• PROVIDED ENTRIES:

┄┄┄┄┄┄┄┄┄┄┄┄┄┄┄┄┄┄┄┄

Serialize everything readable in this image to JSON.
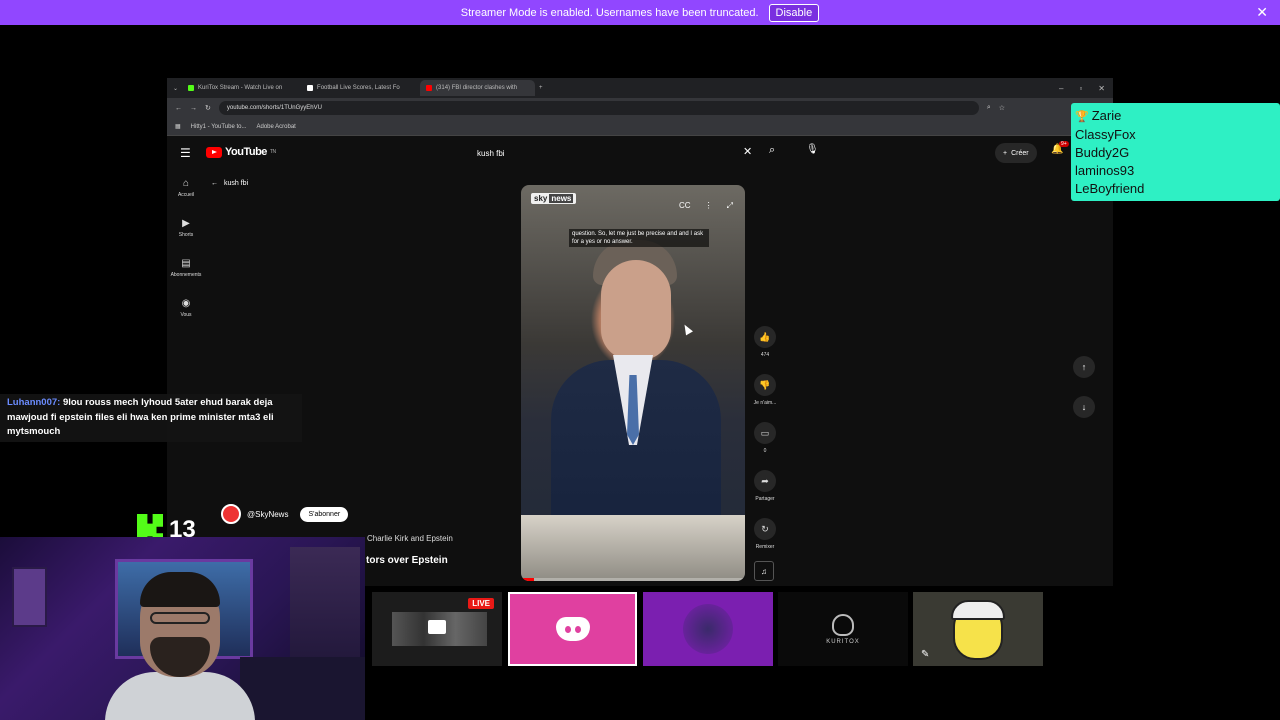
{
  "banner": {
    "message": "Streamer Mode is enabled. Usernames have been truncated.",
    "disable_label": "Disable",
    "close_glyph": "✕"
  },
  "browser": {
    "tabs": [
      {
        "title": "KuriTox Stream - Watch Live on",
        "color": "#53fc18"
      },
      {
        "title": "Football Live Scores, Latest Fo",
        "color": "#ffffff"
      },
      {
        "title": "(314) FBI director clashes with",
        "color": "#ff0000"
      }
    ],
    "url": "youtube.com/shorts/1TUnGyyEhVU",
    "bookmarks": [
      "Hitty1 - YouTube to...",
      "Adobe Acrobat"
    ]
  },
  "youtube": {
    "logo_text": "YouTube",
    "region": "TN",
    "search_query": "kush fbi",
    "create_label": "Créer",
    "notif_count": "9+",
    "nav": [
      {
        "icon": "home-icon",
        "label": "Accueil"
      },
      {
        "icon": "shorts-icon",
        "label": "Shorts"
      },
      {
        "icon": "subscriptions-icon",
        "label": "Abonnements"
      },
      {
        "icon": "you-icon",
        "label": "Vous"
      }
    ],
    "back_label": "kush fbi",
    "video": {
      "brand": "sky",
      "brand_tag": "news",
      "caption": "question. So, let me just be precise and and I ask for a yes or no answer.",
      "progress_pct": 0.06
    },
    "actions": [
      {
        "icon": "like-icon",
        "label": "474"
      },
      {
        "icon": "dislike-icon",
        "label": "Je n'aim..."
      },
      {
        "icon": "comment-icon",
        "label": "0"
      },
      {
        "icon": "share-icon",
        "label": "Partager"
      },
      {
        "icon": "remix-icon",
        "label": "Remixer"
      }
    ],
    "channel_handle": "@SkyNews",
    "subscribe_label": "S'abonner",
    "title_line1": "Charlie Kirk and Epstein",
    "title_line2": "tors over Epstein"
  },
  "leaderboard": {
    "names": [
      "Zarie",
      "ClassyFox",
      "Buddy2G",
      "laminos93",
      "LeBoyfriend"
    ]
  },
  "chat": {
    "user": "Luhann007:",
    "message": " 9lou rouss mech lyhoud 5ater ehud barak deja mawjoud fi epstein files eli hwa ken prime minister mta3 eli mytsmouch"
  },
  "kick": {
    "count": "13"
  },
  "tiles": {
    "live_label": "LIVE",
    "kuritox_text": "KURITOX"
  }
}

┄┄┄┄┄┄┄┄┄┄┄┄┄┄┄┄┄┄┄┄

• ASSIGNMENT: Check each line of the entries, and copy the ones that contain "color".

• ANSWER SPACE:
        "color": "#53fc18"
        "color": "#ffffff"
        "color": "#ff0000"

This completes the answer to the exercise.